PROVIDED RECORDS —
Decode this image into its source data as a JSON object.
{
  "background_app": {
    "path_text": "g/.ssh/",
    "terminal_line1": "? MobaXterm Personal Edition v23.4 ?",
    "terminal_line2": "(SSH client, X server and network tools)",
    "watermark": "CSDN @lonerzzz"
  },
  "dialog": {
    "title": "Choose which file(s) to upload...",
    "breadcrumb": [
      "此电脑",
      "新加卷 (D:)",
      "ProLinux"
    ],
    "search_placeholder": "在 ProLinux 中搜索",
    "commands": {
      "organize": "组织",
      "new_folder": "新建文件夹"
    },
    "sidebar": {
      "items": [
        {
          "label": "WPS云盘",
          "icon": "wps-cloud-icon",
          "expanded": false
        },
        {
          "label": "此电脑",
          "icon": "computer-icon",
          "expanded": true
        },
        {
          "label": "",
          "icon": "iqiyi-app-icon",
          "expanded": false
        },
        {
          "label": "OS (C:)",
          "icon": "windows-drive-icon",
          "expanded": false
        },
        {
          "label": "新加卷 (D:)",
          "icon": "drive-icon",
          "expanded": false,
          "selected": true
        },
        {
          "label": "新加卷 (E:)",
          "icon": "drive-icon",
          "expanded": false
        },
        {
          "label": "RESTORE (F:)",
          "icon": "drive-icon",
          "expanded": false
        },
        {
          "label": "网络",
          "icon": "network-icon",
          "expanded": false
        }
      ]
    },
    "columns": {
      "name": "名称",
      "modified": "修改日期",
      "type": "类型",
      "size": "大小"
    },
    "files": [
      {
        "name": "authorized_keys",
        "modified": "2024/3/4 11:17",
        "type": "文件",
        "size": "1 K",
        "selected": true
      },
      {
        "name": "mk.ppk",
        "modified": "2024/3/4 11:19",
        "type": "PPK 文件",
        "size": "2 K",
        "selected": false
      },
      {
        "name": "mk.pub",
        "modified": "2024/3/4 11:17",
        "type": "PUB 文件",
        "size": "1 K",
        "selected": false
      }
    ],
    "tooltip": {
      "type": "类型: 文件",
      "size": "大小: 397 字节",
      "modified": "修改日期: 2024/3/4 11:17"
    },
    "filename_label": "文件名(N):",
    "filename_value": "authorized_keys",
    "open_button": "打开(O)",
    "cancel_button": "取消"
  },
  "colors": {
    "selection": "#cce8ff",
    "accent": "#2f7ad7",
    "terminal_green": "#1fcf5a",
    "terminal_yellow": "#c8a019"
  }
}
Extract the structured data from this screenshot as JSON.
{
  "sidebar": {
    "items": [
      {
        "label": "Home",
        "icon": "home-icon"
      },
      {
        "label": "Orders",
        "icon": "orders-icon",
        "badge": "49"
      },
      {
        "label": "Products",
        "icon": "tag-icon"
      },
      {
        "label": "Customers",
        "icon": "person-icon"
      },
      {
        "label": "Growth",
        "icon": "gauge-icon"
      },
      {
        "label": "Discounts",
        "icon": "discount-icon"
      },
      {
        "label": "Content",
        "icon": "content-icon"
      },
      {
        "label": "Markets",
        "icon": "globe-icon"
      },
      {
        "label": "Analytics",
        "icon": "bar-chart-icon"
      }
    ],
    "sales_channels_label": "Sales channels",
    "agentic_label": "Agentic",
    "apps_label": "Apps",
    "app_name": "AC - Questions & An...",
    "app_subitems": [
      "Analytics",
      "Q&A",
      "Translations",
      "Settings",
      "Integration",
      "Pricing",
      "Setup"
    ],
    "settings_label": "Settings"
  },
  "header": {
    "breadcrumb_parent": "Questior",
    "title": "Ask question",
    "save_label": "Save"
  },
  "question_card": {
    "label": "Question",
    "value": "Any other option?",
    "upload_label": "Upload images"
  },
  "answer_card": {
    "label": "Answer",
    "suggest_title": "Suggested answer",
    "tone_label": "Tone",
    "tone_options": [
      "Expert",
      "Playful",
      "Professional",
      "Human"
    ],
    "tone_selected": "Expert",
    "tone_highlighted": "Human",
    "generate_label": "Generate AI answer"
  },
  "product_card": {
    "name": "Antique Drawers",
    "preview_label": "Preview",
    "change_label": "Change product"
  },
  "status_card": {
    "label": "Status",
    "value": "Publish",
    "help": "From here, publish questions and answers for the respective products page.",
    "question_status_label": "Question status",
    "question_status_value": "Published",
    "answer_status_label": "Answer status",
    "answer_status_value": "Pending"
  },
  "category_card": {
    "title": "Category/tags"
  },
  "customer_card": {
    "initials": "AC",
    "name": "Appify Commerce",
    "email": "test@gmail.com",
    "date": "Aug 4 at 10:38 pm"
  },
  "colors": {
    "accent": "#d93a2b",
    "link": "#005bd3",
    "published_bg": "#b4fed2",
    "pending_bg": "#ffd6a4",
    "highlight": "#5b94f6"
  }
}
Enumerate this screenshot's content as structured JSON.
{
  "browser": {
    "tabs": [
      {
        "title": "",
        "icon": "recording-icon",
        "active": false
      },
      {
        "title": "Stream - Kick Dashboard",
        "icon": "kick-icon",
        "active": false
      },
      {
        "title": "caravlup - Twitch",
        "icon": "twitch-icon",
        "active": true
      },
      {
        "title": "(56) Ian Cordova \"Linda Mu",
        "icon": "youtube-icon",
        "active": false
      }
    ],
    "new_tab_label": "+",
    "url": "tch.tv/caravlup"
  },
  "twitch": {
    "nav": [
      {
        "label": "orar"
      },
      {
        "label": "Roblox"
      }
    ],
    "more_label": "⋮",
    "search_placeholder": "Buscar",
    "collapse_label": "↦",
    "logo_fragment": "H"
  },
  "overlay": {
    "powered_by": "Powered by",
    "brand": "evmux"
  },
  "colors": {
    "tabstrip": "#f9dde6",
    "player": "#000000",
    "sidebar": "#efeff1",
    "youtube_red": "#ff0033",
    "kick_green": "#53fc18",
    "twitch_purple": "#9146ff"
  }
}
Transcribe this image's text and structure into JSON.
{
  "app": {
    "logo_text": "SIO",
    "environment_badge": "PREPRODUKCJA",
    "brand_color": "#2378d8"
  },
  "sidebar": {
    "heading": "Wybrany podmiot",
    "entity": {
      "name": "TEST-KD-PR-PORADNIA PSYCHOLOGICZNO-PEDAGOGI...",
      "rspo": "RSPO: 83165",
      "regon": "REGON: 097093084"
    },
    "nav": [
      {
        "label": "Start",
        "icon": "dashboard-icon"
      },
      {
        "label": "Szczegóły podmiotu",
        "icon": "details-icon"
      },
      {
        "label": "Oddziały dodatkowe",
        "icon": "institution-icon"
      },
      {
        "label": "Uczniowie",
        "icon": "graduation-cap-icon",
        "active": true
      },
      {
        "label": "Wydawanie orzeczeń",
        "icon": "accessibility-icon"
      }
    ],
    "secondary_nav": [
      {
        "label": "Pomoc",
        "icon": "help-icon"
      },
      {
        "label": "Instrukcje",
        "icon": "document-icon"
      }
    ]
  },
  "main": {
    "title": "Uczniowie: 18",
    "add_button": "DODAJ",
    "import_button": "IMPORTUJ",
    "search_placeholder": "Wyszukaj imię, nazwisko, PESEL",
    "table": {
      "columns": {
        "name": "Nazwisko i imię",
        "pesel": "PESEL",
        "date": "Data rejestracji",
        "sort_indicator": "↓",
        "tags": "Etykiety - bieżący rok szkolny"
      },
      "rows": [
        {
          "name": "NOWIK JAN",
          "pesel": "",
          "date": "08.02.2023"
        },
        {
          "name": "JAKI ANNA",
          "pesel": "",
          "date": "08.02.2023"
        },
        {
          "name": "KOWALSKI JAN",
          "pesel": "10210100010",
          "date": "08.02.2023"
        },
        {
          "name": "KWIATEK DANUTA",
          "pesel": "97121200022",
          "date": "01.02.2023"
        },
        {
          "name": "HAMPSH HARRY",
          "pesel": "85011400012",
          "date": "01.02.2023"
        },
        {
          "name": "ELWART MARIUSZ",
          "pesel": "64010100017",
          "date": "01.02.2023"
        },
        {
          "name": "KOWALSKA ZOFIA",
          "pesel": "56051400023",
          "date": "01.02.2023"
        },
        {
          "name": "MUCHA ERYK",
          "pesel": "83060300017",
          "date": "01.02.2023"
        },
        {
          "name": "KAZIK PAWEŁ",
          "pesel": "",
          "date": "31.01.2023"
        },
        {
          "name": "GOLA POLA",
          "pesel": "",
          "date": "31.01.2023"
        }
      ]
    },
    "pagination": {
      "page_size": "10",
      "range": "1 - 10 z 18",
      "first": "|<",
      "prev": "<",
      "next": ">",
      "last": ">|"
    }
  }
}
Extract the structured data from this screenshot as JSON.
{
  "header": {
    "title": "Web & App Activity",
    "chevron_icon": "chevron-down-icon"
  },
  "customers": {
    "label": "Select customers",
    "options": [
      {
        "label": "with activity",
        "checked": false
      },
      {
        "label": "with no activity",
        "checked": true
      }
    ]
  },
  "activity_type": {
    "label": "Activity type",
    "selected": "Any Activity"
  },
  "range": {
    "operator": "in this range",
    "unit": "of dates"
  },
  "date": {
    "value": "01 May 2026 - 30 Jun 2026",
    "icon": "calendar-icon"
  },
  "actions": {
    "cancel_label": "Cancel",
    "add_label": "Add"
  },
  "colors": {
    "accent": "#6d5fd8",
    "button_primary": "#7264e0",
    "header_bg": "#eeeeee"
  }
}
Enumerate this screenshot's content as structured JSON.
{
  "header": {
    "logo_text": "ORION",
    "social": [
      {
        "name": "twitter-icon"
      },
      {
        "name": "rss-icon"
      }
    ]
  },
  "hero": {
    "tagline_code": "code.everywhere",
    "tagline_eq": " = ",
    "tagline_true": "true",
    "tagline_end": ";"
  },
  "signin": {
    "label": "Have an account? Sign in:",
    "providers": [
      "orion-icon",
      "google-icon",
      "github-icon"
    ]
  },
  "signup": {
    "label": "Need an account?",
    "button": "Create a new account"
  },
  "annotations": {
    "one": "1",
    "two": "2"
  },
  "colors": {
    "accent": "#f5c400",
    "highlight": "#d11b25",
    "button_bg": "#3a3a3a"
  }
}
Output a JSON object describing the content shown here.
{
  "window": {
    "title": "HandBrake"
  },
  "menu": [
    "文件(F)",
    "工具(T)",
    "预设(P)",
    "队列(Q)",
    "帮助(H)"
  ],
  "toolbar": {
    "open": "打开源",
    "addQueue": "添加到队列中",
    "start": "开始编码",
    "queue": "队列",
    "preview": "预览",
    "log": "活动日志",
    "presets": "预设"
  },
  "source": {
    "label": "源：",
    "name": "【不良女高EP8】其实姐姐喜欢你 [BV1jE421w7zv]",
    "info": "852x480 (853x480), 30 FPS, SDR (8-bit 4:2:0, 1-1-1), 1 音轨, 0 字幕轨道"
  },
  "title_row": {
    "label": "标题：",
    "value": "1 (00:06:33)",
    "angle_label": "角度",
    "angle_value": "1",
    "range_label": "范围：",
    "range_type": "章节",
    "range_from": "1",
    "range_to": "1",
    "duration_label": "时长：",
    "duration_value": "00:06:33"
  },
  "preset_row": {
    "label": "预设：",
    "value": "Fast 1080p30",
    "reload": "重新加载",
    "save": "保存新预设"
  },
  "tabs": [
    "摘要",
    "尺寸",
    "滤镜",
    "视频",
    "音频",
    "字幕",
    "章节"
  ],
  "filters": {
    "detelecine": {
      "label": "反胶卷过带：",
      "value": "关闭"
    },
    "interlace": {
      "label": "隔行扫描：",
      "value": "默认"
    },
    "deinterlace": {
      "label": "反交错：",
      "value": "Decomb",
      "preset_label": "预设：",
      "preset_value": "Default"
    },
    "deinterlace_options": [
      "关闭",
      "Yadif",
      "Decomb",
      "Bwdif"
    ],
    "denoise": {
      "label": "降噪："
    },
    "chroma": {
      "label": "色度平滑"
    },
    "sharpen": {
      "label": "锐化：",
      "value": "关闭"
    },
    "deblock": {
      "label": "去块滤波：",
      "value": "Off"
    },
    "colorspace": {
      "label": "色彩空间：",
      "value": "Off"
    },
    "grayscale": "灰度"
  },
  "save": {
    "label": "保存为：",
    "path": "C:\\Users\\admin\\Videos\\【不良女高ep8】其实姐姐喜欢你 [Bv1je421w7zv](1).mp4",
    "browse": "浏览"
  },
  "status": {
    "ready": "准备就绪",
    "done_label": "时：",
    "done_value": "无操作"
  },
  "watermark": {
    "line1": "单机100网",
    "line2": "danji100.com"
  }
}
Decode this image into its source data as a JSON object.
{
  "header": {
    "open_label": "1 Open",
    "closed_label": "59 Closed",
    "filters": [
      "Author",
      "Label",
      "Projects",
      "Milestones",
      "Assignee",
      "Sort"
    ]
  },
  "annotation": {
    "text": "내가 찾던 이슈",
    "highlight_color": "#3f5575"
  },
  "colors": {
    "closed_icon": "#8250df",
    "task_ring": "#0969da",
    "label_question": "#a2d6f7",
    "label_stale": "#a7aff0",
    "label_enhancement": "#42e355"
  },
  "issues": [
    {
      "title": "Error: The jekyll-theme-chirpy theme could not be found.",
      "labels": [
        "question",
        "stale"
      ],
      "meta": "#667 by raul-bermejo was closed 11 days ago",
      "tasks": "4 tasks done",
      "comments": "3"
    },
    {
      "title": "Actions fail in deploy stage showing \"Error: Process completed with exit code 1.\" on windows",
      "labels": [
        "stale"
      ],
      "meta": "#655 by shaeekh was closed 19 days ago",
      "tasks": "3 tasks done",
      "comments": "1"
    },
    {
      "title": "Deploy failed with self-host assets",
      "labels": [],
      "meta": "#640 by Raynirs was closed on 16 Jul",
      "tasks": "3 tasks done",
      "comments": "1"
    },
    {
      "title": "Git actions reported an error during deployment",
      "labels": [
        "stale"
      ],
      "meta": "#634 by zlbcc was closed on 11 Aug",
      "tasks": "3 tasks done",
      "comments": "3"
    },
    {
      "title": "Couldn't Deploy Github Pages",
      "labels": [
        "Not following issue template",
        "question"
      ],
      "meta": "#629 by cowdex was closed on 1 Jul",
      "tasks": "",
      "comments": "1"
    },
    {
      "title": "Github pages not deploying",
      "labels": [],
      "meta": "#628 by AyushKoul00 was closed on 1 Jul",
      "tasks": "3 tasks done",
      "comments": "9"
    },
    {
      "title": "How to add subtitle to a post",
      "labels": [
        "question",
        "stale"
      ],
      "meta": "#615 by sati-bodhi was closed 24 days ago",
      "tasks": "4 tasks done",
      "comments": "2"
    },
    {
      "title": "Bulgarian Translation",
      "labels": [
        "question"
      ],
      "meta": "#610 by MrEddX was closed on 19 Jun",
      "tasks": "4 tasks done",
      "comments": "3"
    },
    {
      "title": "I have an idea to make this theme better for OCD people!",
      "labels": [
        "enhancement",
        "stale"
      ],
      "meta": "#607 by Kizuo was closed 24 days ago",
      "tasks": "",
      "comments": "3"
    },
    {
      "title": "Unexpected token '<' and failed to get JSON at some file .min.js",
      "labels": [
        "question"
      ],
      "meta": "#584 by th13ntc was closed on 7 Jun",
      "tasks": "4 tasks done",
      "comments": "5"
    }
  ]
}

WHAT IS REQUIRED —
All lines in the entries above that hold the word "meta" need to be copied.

COMPLETED EXERCISE —
      "meta": "#667 by raul-bermejo was closed 11 days ago",
      "meta": "#655 by shaeekh was closed 19 days ago",
      "meta": "#640 by Raynirs was closed on 16 Jul",
      "meta": "#634 by zlbcc was closed on 11 Aug",
      "meta": "#629 by cowdex was closed on 1 Jul",
      "meta": "#628 by AyushKoul00 was closed on 1 Jul",
      "meta": "#615 by sati-bodhi was closed 24 days ago",
      "meta": "#610 by MrEddX was closed on 19 Jun",
      "meta": "#607 by Kizuo was closed 24 days ago",
      "meta": "#584 by th13ntc was closed on 7 Jun",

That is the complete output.